Livingston, Montana – Our Home
Re-capturing ones youthful adventures is near impossible these days with the rapid advance of technology and the growth of mega-cities. Growing up in the 1940’s and 50’s in small towns which serviced the surrounding ranches or farms or orchards or mines was a real hoot.
Montana still has the flavor of those “ole” days, what with ranches, farms, small “vintage” towns and abandoned mining towns. Lots of historic legends of “vigilantes”, famous “trail breakers”, not to mention the early forts built during the settling of Montana and really bad men and some bad women.
Small towns still have 4H and hold rodeo’s, it is not unusual, when strolling down the sidewalk to encounter several cowboys or cowgirls sporting large silver belt buckles won in rodeo events.
The 4th of July parades are usually populated with farm tractors pulling decorated hay wagons, there are vintage cars, mule teams pulling wagons used during the early days for farming or ranching or freight hauling. Along with clowns, school bands and drill teams to round out the festivities.
The Montana Territory was created in May of 1864.

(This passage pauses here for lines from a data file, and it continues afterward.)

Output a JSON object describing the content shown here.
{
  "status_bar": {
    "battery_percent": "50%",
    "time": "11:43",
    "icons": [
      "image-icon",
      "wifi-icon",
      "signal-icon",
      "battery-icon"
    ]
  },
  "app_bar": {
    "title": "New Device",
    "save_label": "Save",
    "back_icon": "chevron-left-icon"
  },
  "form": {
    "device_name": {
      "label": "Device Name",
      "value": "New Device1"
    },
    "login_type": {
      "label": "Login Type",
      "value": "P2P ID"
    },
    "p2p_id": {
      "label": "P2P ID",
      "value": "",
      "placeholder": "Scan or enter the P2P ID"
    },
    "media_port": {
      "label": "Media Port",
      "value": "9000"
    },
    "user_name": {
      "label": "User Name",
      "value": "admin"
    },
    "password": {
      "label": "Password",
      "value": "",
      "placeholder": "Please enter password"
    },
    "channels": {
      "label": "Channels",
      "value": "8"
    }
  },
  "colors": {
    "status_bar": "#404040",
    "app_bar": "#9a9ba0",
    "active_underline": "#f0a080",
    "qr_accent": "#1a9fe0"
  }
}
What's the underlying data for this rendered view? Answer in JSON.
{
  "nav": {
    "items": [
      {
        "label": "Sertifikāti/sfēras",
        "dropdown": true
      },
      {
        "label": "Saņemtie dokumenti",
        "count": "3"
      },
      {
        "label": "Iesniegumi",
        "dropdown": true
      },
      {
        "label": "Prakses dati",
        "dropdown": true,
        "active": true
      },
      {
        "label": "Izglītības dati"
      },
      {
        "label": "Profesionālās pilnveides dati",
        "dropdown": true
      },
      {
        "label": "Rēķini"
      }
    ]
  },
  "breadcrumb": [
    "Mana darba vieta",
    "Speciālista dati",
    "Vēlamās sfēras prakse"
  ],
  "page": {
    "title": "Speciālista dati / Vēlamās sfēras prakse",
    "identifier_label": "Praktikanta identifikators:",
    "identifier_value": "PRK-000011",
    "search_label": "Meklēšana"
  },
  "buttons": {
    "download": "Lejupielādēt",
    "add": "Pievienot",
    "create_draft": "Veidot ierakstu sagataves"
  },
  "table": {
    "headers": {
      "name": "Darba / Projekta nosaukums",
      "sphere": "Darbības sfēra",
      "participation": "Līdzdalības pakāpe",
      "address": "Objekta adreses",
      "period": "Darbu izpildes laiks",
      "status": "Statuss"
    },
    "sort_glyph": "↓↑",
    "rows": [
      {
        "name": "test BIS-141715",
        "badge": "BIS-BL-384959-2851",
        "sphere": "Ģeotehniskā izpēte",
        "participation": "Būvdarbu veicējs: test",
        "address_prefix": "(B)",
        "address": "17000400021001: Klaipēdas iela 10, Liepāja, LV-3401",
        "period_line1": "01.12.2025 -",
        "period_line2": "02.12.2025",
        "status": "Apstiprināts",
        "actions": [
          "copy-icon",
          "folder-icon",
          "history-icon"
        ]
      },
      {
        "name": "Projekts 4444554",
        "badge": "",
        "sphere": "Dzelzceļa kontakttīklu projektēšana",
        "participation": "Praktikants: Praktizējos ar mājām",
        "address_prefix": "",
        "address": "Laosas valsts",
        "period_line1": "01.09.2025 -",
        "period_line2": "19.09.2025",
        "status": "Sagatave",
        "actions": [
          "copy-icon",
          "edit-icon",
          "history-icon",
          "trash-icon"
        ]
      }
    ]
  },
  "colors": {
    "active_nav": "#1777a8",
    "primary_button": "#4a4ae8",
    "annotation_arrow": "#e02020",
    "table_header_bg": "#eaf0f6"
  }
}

Early on, before the creation of the Montana Territory, in the 1860’s, Bannack and Virginia City, now in Montana, used to be in Idaho Territory. It was here that a Minor’s Court was established to handle small disputes, but it could not handle major crimes like murder and robbery.
After the release of some murderers, possibly due to their popularity, a group of the local residents formed The Vigilantes of Montana and soon started hanging offenders. This was all done in secrecy, the group that is, but the hangings were public. There is a building in Virginia City where 5 or 6 were hanged at once.
Virginia City and Nevada City are very interesting places for a visit, especially Nevada City thanks to to Charles and Sue Bovey who had been collecting Montana relics since the 1940’s and storing them at that location.
Virginia City old store fronts on the main drag – last time we were there, we dined at a local restaurant at the end of this block. There are still people living here.
I bet this old auto could tell some interesting Virginia City and/or Nevada City tales. Nevada City is only a few miles down the road.
I am told that when the mining petered out and the population moved to other areas, the store owners simply left town and all of their goods behind. Wish we could have gotten into this store.
Exploring old mining towns is one of our favorite past times – Bannack is one of those early mining towns, now a State Park. Bannack was briefly the Montana Territory Capitol.
From what I have read, The Vigilantes of Montana were popular in Bannack as their reputation spread throughout the Territory.
Here is an old church located in Bannack – some of these buildings are still safe enough to enter and walk around in.
Many of the minors, back in the day, would dig into the side of a hill to use as a winter shelter. Above is one such cave entrance.
There were several real nice hotels in Bannck, you can tell the quality of this one by the condition of the interior in the picture above.
Anaconda, Montana, a town founded to smelter copper ore from the mines in Butte, Montana. If you ever find any early pictures of Butte, smoke was so bad that it was affecting the health of the residents.
Anaconda was given birth in the latter part of 1880’s.
Anaconda has the tallest smokestack in Montana, really tall.
We went to yard sales in Anaconda several years ago – it is a real nice little town with vintage structures.
Old cemetery’s are very interesting to explore, while in Anaconda, we paid a visit to the old cemetery, across the way a new cemetery was working.